While a colonoscopy can often be a diagnostic tool—giving a medical professional an opportunity to look inside your colon to assess its condition—this procedure can also be useful for various forms of treatment. A common treatment that people experience when they have a colonoscopy is the removal of polyps that are situated in their colon. These small growths can cause all sorts of issues, and a colonoscopy can be a good chance to get them removed. Here are some benefits that you'll experience as a result of having polyps removed during a colonoscopy.
People can experience constipation for a wide range of reasons, but it's common to have this issue on a fairly frequent basis when you have polyps. Polyps in your colon, especially if they're large in size, can make it difficult for your stools to pass through this part of your body when you have the urge to go to the bathroom. You might have long stretches without being able to successfully move your bowels, which can often cause cramping and other issues. With the polyps gone, you should experience less constipation.
The presence of polyps in your colon can often cause bleeding. As your stools pass through your colon, they can irritate the polyps to the point that some minor bleeding occurs. Even though the bleeding isn't necessarily serious—although it should always be something that you bring up with your doctor if it occurs regularly—it's unpleasant. People can often feel concerned when they wipe after going to the bathroom and find blood. The removal of polyps during your colonoscopy should bring an end to your bleeding issues in the bathroom.
Lower Cancer Risks
Polyps are not necessarily cancerous, but there is a risk of them turning into cancer at some point in the future. When the medical professional who is administering your colonoscopy removes any polyps they find, they're taking a big step toward lowering your risk of developing cancer in this part of your body.

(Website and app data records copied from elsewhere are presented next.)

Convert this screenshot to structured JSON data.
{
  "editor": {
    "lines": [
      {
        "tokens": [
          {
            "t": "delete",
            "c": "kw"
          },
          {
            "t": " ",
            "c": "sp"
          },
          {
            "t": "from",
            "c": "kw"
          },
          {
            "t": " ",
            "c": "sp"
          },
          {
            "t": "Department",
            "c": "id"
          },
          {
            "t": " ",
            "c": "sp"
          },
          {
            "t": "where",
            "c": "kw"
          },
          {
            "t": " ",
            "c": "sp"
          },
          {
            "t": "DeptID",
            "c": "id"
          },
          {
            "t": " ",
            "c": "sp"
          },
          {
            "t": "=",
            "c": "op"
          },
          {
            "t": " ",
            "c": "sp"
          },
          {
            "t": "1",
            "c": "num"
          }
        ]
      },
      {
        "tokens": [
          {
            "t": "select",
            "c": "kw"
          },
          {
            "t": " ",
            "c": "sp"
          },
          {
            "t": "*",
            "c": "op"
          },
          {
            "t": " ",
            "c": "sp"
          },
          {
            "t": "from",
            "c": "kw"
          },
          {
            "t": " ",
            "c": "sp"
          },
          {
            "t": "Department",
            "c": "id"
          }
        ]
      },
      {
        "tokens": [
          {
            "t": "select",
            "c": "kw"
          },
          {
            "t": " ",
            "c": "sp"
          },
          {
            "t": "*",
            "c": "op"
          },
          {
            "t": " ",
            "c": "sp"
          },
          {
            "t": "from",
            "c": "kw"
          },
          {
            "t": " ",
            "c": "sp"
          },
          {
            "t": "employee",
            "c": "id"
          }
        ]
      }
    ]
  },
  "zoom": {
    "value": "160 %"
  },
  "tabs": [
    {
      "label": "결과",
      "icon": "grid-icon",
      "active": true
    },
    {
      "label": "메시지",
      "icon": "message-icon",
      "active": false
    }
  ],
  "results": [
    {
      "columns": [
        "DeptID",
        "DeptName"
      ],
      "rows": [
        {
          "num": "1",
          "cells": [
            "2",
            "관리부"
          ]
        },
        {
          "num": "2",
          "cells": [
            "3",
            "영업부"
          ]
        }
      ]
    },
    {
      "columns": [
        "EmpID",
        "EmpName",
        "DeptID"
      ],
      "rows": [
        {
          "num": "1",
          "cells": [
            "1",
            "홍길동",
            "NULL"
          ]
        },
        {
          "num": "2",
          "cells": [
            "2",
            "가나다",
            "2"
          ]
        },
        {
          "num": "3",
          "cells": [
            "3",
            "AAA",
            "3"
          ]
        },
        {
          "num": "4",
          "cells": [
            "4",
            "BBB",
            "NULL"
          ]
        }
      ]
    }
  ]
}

This is one of the most common reasons that polyps are removed during colonoscopies and can be even more important for someone who has a family history of colon cancer. If you're in this situation, it can be a significant relief to know that your polyps are gone.
To learn more about the removal of polyps during a colonoscopy procedure, talk to your family doctor or another medical professional.Share